An eyesore in Historic Downtown McMinnville is slated for revitalization.
McMinnville Historic Zoning Commission met Tuesday to consider a certificate of appropriateness for awnings, doors, façade, light fixtures, roofing, windows and a third floor for 115 E. Morford Street. That location is the former home of Warren County Furniture.
“As you see in the application, I presented a photo rendering of the changes I’d like to make to the exterior,” said Kara Youngblood, of Shelby Land Holding, LLC.
Issues were raised.
Depicted was a stacked stone façade placed along the bottom of the building under the windows and on the front of the building that faces the intersection. The stone would cover some architectural brick details.
Historic Zoning District Guidelines stated, “The covering of historic materials with modern elements is inappropriate and should be avoided.”
Youngblood agreed to leave off the stone from the front of the building, but voiced a desire to keep it along the bottom of the building. HZC members agreed.
Brick will be painted gossamer white, says Youngbloodl.
Guideline states, “The painting of original, unpainted brick or stone materials is not recommended.”

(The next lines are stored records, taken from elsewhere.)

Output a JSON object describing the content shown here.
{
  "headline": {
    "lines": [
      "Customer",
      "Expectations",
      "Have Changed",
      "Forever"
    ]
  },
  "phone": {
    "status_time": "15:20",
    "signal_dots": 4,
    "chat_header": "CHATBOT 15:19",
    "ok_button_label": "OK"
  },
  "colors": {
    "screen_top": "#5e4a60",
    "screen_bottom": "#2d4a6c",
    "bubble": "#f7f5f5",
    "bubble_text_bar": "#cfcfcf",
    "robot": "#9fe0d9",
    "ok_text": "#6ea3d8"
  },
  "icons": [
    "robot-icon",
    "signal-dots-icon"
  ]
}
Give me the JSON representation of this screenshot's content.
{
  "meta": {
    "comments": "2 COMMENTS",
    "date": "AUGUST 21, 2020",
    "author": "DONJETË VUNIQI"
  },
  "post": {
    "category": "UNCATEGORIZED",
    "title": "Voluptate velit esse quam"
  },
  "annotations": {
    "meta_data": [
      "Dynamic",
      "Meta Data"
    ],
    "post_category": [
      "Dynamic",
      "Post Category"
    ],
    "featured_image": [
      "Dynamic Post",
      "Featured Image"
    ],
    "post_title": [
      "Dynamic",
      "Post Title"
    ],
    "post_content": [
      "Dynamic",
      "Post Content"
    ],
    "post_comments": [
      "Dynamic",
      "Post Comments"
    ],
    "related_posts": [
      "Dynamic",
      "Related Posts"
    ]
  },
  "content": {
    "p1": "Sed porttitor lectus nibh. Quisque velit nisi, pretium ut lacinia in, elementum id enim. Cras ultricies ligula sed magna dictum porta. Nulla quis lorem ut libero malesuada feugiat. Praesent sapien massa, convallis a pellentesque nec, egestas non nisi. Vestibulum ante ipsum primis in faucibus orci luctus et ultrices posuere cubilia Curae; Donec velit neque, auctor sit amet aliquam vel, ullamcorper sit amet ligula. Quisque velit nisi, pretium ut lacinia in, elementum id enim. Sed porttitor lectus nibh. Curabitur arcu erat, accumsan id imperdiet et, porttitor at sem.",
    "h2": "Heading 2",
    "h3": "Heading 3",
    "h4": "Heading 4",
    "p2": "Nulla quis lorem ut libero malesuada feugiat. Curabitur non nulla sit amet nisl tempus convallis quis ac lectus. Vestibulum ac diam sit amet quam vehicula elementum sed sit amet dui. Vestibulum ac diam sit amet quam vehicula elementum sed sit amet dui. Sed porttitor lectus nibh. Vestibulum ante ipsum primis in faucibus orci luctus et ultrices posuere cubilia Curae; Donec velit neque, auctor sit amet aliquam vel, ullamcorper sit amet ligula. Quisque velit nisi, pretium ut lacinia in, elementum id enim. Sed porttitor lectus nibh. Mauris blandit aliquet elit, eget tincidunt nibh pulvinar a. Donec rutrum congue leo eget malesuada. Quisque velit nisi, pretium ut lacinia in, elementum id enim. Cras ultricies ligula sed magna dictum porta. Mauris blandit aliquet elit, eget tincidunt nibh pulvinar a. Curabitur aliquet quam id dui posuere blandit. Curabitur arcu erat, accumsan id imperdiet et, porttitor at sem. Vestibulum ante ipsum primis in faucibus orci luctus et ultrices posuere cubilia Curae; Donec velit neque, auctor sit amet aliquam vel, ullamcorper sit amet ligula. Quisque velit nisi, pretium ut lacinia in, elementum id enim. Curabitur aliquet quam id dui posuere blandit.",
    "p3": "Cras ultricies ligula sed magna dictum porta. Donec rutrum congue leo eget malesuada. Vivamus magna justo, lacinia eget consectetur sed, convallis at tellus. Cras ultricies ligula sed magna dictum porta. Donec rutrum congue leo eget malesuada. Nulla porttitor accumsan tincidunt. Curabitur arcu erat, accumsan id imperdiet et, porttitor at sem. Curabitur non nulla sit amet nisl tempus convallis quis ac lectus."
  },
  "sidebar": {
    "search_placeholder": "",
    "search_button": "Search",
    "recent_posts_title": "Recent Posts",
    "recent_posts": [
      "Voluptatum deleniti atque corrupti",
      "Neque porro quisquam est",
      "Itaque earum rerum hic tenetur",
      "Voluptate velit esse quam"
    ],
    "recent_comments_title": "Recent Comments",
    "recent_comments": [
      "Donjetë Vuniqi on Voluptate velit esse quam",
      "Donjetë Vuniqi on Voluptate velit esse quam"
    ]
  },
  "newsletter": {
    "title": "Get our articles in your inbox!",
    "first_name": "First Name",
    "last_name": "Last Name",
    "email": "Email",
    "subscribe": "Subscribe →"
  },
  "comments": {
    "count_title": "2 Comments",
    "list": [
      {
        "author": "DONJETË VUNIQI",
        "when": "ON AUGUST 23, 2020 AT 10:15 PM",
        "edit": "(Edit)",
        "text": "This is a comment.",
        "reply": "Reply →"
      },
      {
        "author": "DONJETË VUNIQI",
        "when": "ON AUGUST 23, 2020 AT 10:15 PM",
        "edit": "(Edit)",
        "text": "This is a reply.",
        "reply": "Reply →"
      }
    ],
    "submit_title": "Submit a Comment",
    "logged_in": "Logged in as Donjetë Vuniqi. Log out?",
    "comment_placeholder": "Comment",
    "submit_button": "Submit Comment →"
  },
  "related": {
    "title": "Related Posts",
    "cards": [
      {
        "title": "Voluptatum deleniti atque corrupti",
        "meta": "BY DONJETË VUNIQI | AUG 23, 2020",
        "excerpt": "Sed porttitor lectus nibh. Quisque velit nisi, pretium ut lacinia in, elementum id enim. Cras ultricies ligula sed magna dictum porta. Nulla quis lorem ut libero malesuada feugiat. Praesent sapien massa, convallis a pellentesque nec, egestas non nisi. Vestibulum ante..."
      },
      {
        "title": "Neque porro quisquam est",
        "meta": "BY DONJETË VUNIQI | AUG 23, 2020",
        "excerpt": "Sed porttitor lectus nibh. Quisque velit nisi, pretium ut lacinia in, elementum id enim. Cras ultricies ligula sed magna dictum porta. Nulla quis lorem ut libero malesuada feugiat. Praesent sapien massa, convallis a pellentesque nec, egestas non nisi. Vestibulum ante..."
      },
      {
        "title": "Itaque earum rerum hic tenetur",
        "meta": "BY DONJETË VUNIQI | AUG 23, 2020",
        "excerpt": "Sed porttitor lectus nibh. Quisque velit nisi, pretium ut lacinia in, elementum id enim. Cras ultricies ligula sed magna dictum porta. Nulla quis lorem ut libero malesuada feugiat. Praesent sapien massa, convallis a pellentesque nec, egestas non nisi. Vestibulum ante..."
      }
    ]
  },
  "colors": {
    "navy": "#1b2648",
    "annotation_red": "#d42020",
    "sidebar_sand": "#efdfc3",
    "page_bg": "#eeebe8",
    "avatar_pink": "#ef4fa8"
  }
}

“I don’t want to put words in Mrs. Youngblood’s mouth, but I don’t want this to be a deal killer for her and the aspiration she has regarding the design of her building,” said HCZ chairman Michael Griffith.
The third story would be a rooftop terrace addition, with a railing, similar to that located on Main Street atop a residential/commercial building constructed by Investment Partners LLC. It currently houses Evelyn Taylor Avenue.
Current guidelines do not regulate those types of additions, but Community Development Department community planner Sean Garrett suggested consideration be given to changing that given the growing popularity of rooftop terraces.
The single door entrance will be replaced with a double door. While guidelines state “Original storefront configuration and materials should be maintained and preserved,” Youngblood presented a picture of the building that showed it originally had double doors.
Recessed ceiling lights at the doorway’s entrance was considered “too modern” for the building. Youngblood agreed to replace those fixtures with some that looked more traditional.
A large wooden bay door, located on the Spring Street side of the building, will be replaced with a window to blend in with the rest of the building.
The overall project received praise.
“I think it looks great. It looks neat and clean,” said HCZ member Rachel Kirby.
Griffith stated, “I think this is a huge opportunity to save a landmark and to have that landmark go forward into the future and breathe new life into that section of the historic area on Morford Street, which is in need of a little bit of an investment.”
Plans for awnings, doors and windows were approved, as well as the lighting over signage.
McMinnville Zoning Commission members approved the certificate of appropriateness, with the suggested changes.
Youngblood says the building would be strictly commercial, no residential.